* [Exercise requirements] Return every record verbatim.

(Website and app data records)
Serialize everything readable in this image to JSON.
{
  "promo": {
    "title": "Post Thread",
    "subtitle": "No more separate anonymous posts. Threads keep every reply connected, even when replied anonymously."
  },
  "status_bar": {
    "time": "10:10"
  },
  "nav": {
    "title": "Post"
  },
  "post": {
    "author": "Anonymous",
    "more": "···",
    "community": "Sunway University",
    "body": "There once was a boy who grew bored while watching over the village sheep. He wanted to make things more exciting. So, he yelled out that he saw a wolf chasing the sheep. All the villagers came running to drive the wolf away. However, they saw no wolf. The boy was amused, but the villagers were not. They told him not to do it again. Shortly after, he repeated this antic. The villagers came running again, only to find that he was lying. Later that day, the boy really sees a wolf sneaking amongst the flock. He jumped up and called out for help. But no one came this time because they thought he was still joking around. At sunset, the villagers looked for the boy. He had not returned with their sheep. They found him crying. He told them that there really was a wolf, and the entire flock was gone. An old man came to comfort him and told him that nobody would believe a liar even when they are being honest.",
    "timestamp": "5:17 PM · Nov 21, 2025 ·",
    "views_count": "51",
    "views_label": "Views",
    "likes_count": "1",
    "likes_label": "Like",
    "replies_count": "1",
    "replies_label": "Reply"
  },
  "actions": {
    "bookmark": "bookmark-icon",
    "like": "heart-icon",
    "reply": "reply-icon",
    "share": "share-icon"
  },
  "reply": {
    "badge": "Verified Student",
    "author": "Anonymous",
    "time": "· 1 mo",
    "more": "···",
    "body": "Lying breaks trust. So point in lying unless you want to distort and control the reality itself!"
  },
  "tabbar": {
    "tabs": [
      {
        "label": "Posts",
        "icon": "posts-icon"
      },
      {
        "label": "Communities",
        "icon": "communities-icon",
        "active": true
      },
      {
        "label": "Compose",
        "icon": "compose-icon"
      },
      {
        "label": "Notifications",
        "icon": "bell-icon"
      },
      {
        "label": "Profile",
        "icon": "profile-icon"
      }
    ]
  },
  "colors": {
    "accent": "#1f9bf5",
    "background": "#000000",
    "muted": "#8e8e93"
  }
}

* [Answer box]
Serialize everything readable in this image to JSON.
{
  "promo": {
    "title": "Post Thread",
    "subtitle": "No more separate anonymous posts. Threads keep every reply connected, even when replied anonymously."
  },
  "status_bar": {
    "time": "10:10"
  },
  "nav": {
    "title": "Post"
  },
  "post": {
    "author": "Anonymous",
    "more": "···",
    "community": "Sunway University",
    "body": "There once was a boy who grew bored while watching over the village sheep. He wanted to make things more exciting. So, he yelled out that he saw a wolf chasing the sheep. All the villagers came running to drive the wolf away. However, they saw no wolf. The boy was amused, but the villagers were not. They told him not to do it again. Shortly after, he repeated this antic. The villagers came running again, only to find that he was lying. Later that day, the boy really sees a wolf sneaking amongst the flock. He jumped up and called out for help. But no one came this time because they thought he was still joking around. At sunset, the villagers looked for the boy. He had not returned with their sheep. They found him crying. He told them that there really was a wolf, and the entire flock was gone. An old man came to comfort him and told him that nobody would believe a liar even when they are being honest.",
    "timestamp": "5:17 PM · Nov 21, 2025 ·",
    "views_count": "51",
    "views_label": "Views",
    "likes_count": "1",
    "likes_label": "Like",
    "replies_count": "1",
    "replies_label": "Reply"
  },
  "actions": {
    "bookmark": "bookmark-icon",
    "like": "heart-icon",
    "reply": "reply-icon",
    "share": "share-icon"
  },
  "reply": {
    "badge": "Verified Student",
    "author": "Anonymous",
    "time": "· 1 mo",
    "more": "···",
    "body": "Lying breaks trust. So point in lying unless you want to distort and control the reality itself!"
  },
  "tabbar": {
    "tabs": [
      {
        "label": "Posts",
        "icon": "posts-icon"
      },
      {
        "label": "Communities",
        "icon": "communities-icon",
        "active": true
      },
      {
        "label": "Compose",
        "icon": "compose-icon"
      },
      {
        "label": "Notifications",
        "icon": "bell-icon"
      },
      {
        "label": "Profile",
        "icon": "profile-icon"
      }
    ]
  },
  "colors": {
    "accent": "#1f9bf5",
    "background": "#000000",
    "muted": "#8e8e93"
  }
}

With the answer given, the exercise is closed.